→ **What you are asked to do**
Please copy out each line of the listing that contains the word "JSON".

→ **Information shown**
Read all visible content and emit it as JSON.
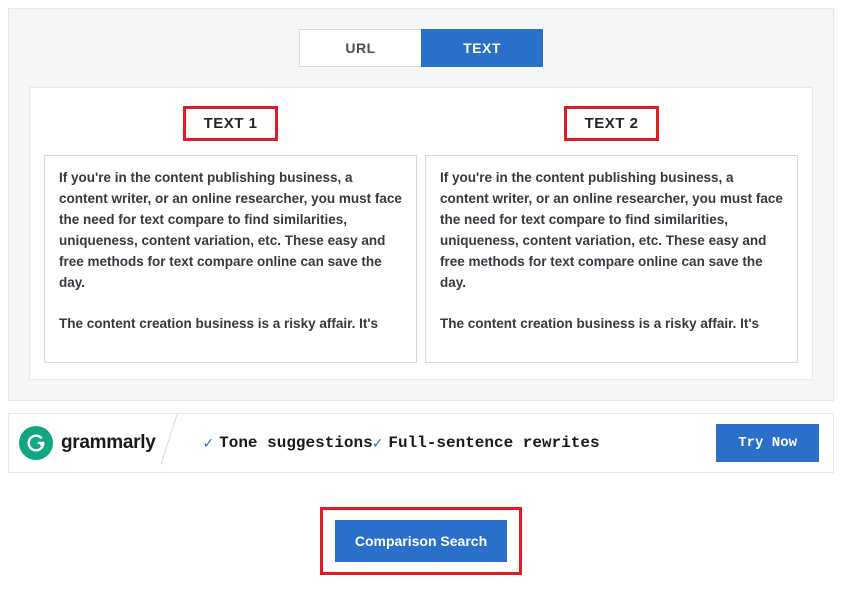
{
  "tabs": {
    "url": "URL",
    "text": "TEXT"
  },
  "columns": {
    "left": {
      "header": "TEXT 1",
      "content": "If you're in the content publishing business, a content writer, or an online researcher, you must face the need for text compare to find similarities, uniqueness, content variation, etc. These easy and free methods for text compare online can save the day.\n\nThe content creation business is a risky affair. It's"
    },
    "right": {
      "header": "TEXT 2",
      "content": "If you're in the content publishing business, a content writer, or an online researcher, you must face the need for text compare to find similarities, uniqueness, content variation, etc. These easy and free methods for text compare online can save the day.\n\nThe content creation business is a risky affair. It's"
    }
  },
  "ad": {
    "brand": "grammarly",
    "feature1": "Tone suggestions",
    "feature2": "Full-sentence rewrites",
    "cta": "Try Now"
  },
  "action": {
    "primary": "Comparison Search"
  }
}
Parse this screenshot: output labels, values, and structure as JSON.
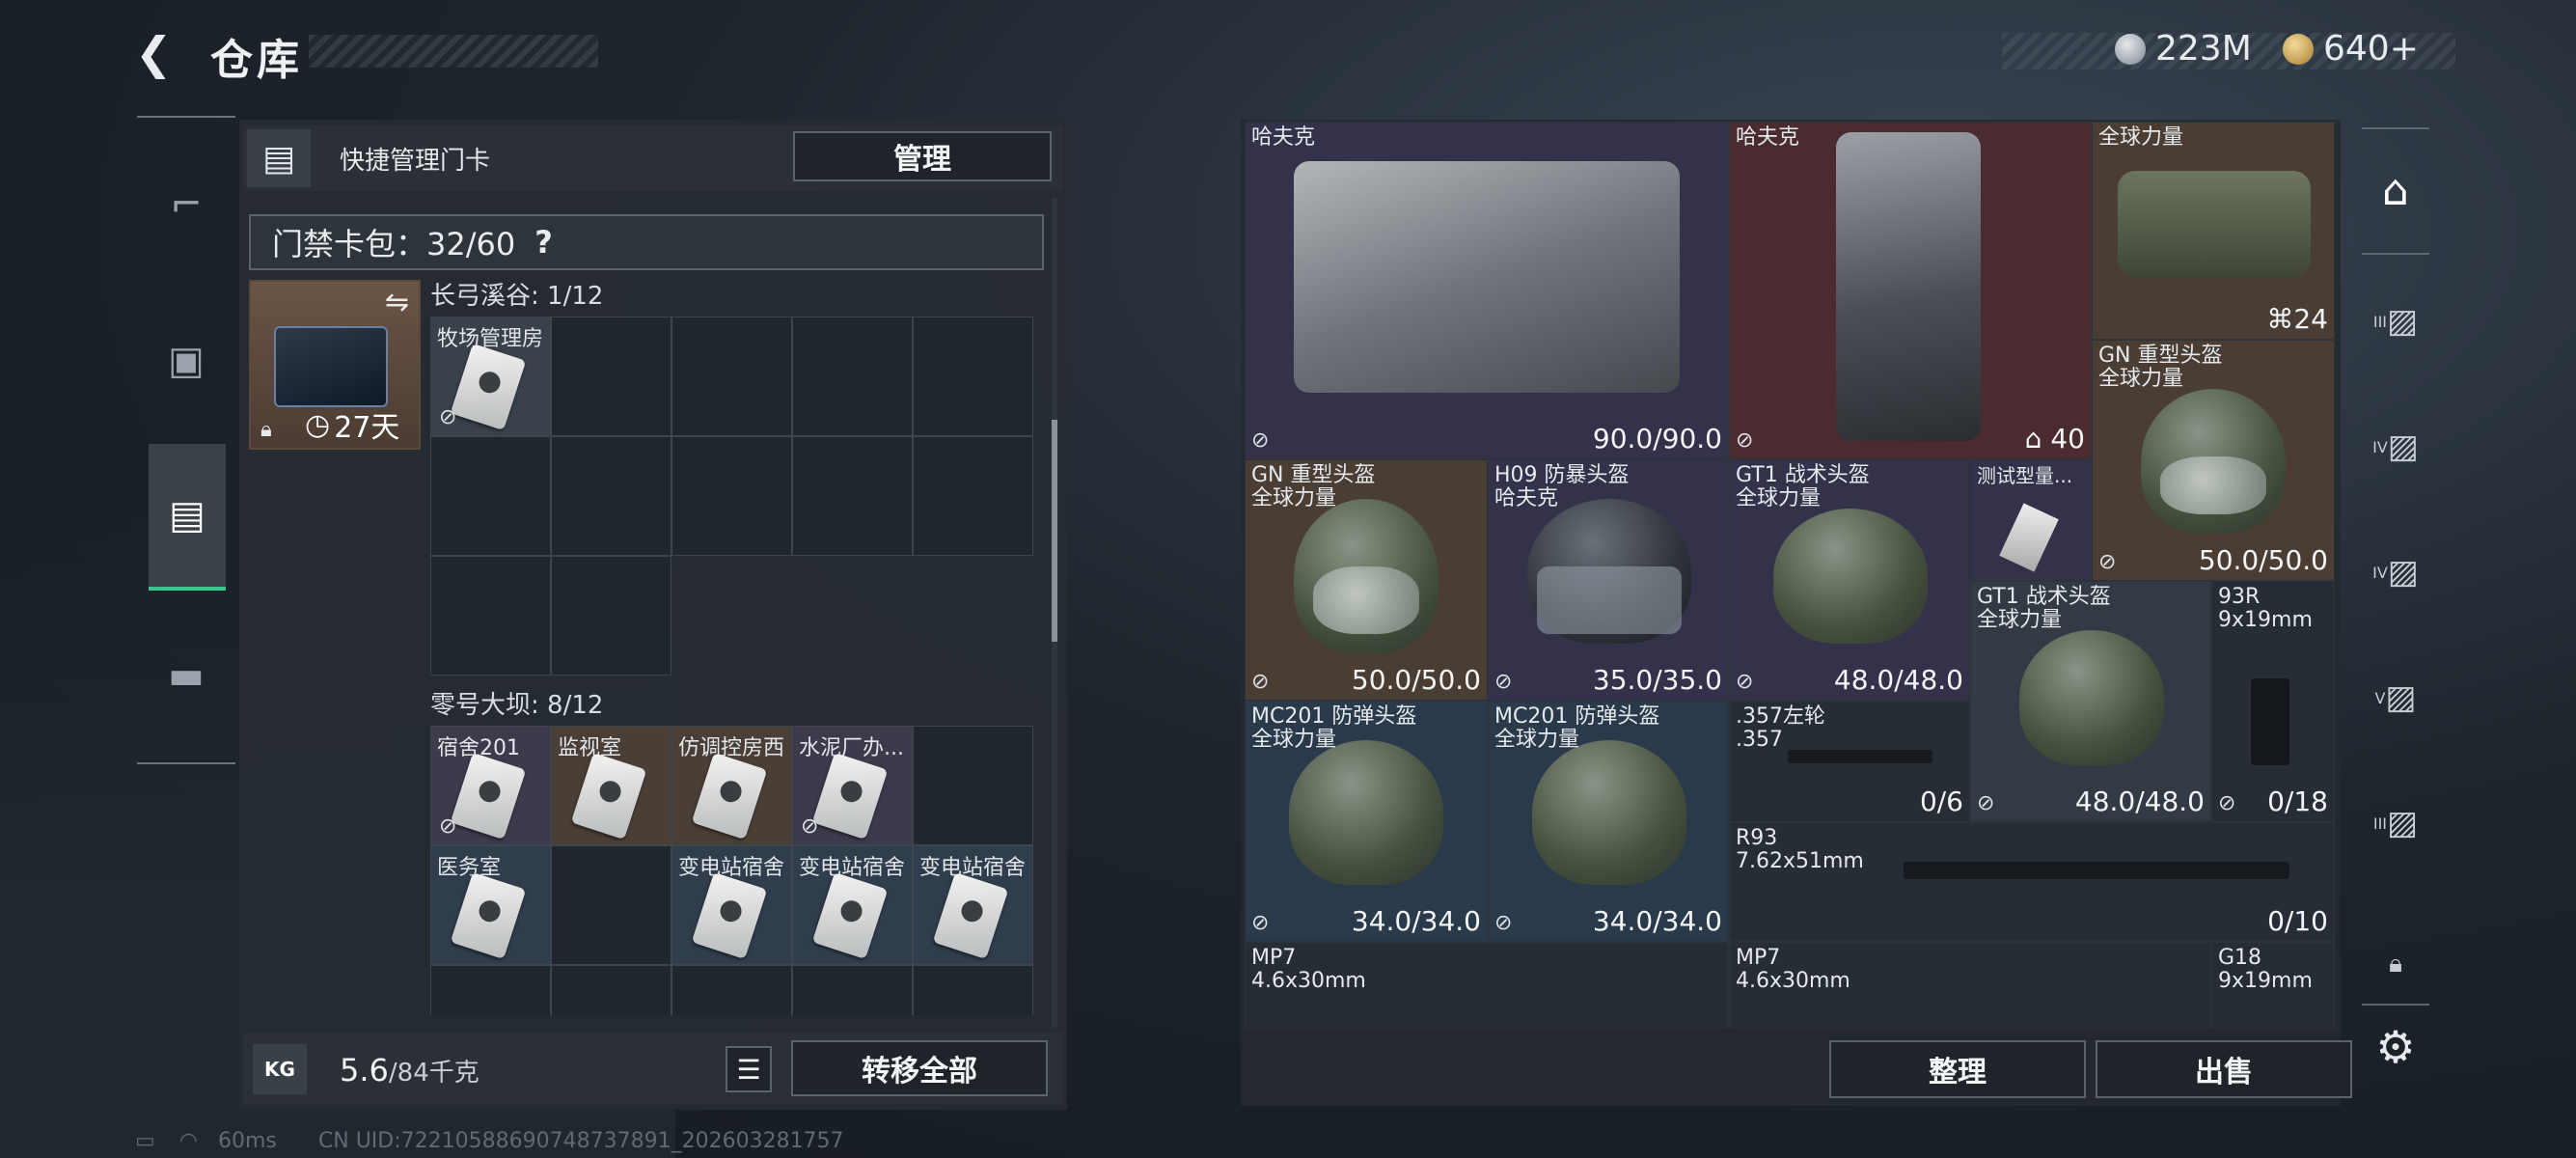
{
  "header": {
    "back_icon": "back-arrow-icon",
    "title": "仓库",
    "currencies": [
      {
        "icon": "silver-coin-icon",
        "color": "#9aa4ad",
        "value": "223M"
      },
      {
        "icon": "gold-coin-icon",
        "color": "#d9b25a",
        "value": "640+"
      }
    ]
  },
  "left_nav": {
    "items": [
      {
        "name": "weapon",
        "icon": "pistol-icon",
        "glyph": "╤"
      },
      {
        "name": "equipment",
        "icon": "vest-icon",
        "glyph": "▣"
      },
      {
        "name": "keycard-bag",
        "icon": "keycard-bag-icon",
        "glyph": "▤",
        "active": true
      },
      {
        "name": "supplies",
        "icon": "toolbox-icon",
        "glyph": "▬"
      }
    ]
  },
  "keycard_panel": {
    "header_label": "快捷管理门卡",
    "manage_button": "管理",
    "bag_label": "门禁卡包：32/60",
    "help": "?",
    "selected_card": {
      "days": "27天"
    },
    "sections": [
      {
        "title": "长弓溪谷: 1/12",
        "cards": [
          {
            "name": "牧场管理房",
            "color": "on"
          }
        ]
      },
      {
        "title": "零号大坝: 8/12",
        "cards": [
          {
            "name": "宿舍201",
            "color": "purple"
          },
          {
            "name": "监视室",
            "color": "brown"
          },
          {
            "name": "仿调控房西",
            "color": "brown"
          },
          {
            "name": "水泥厂办...",
            "color": "purple"
          },
          {
            "name": "",
            "color": "empty"
          },
          {
            "name": "医务室",
            "color": "blue"
          },
          {
            "name": "",
            "color": "empty"
          },
          {
            "name": "变电站宿舍",
            "color": "blue"
          },
          {
            "name": "变电站宿舍",
            "color": "blue"
          },
          {
            "name": "变电站宿舍",
            "color": "blue"
          }
        ]
      }
    ],
    "weight": "5.6",
    "weight_max": "/84千克",
    "transfer_button": "转移全部"
  },
  "storage": {
    "items": [
      {
        "name": "哈夫克",
        "durability": "90.0/90.0"
      },
      {
        "name": "哈夫克",
        "durability": "40"
      },
      {
        "name": "全球力量",
        "durability": "24"
      },
      {
        "name": "GN 重型头盔\n全球力量",
        "durability": "50.0/50.0"
      },
      {
        "name": "GN 重型头盔\n全球力量",
        "durability": "50.0/50.0"
      },
      {
        "name": "H09 防暴头盔\n哈夫克",
        "durability": "35.0/35.0"
      },
      {
        "name": "GT1 战术头盔\n全球力量",
        "durability": "48.0/48.0"
      },
      {
        "name": "测试型量...",
        "durability": ""
      },
      {
        "name": "GT1 战术头盔\n全球力量",
        "durability": "48.0/48.0"
      },
      {
        "name": "93R\n9x19mm",
        "durability": "0/18"
      },
      {
        "name": "MC201 防弹头盔\n全球力量",
        "durability": "34.0/34.0"
      },
      {
        "name": "MC201 防弹头盔\n全球力量",
        "durability": "34.0/34.0"
      },
      {
        "name": ".357左轮\n.357",
        "durability": "0/6"
      },
      {
        "name": "R93\n7.62x51mm",
        "durability": "0/10"
      },
      {
        "name": "MP7\n4.6x30mm",
        "durability": ""
      },
      {
        "name": "MP7\n4.6x30mm",
        "durability": ""
      },
      {
        "name": "G18\n9x19mm",
        "durability": ""
      }
    ],
    "sort_button": "整理",
    "sell_button": "出售"
  },
  "right_nav": {
    "items": [
      {
        "icon": "main-storage-icon",
        "label": ""
      },
      {
        "icon": "storage-expansion-icon",
        "label": "III"
      },
      {
        "icon": "storage-expansion-icon",
        "label": "IV"
      },
      {
        "icon": "storage-expansion-icon",
        "label": "IV"
      },
      {
        "icon": "storage-expansion-icon",
        "label": "V"
      },
      {
        "icon": "storage-expansion-icon",
        "label": "III"
      },
      {
        "icon": "lock-icon",
        "label": ""
      }
    ],
    "settings_icon": "gear-icon"
  },
  "status_bar": {
    "ping": "60ms",
    "uid": "CN UID:7221058869074873789​1_202603281757"
  }
}
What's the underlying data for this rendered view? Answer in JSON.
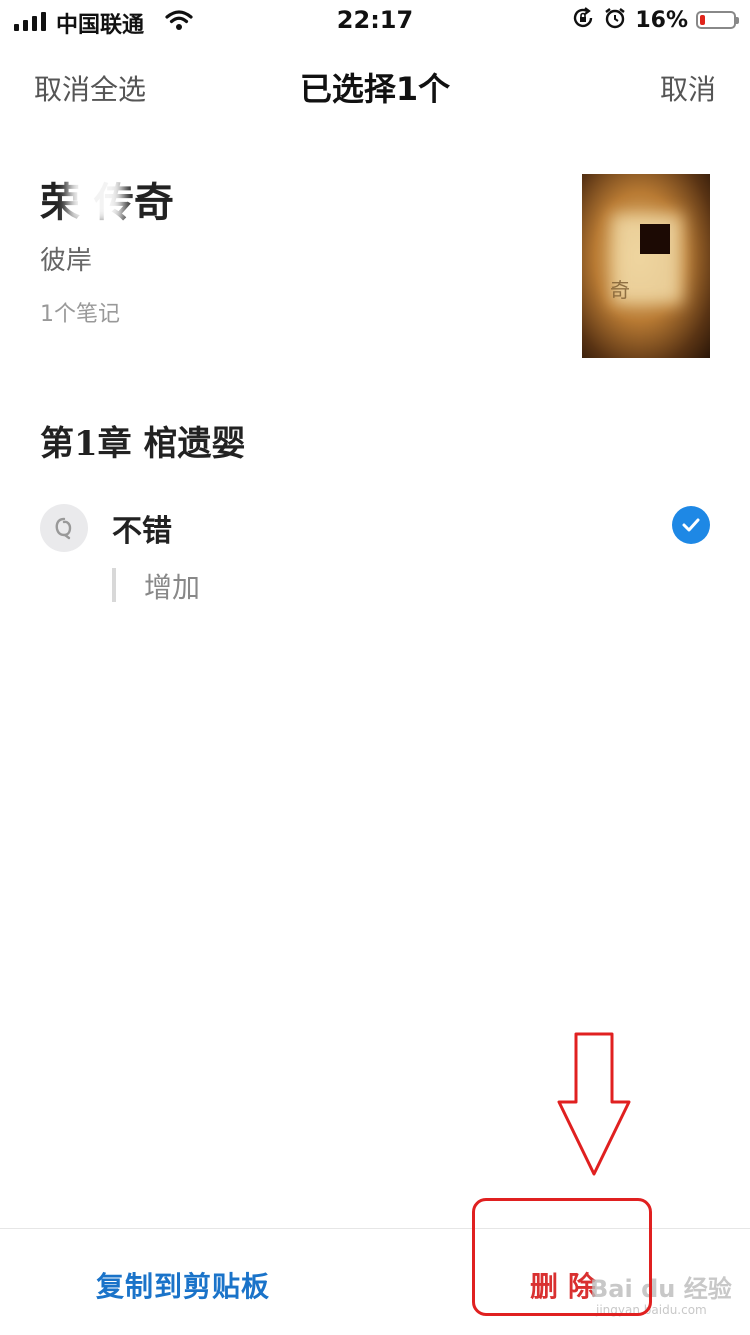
{
  "status_bar": {
    "carrier": "中国联通",
    "time": "22:17",
    "battery_percent": "16%",
    "battery_level": 0.16,
    "icons": [
      "signal-icon",
      "wifi-icon",
      "rotation-lock-icon",
      "alarm-icon",
      "battery-icon"
    ]
  },
  "nav": {
    "select_all": "取消全选",
    "title": "已选择1个",
    "cancel": "取消"
  },
  "book": {
    "title": "荣  传奇",
    "author": "彼岸",
    "note_count": "1个笔记",
    "cover_text": "奇"
  },
  "chapter": {
    "title": "第1章 棺遗婴"
  },
  "note": {
    "text": "不错",
    "quote": "增加",
    "selected": true
  },
  "toolbar": {
    "copy_label": "复制到剪贴板",
    "delete_label": "删除"
  },
  "watermark": {
    "text": "Bai du 经验",
    "sub": "jingyan.baidu.com"
  },
  "colors": {
    "accent_blue": "#1e88e5",
    "copy_blue": "#1a73c9",
    "delete_red": "#d93030",
    "annotation_red": "#e02020"
  }
}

→ **Answer for the task**
Read all visible content and emit it as JSON.
Parse this screenshot: output labels, values, and structure as JSON.
What's the underlying data for this rendered view? Answer in JSON.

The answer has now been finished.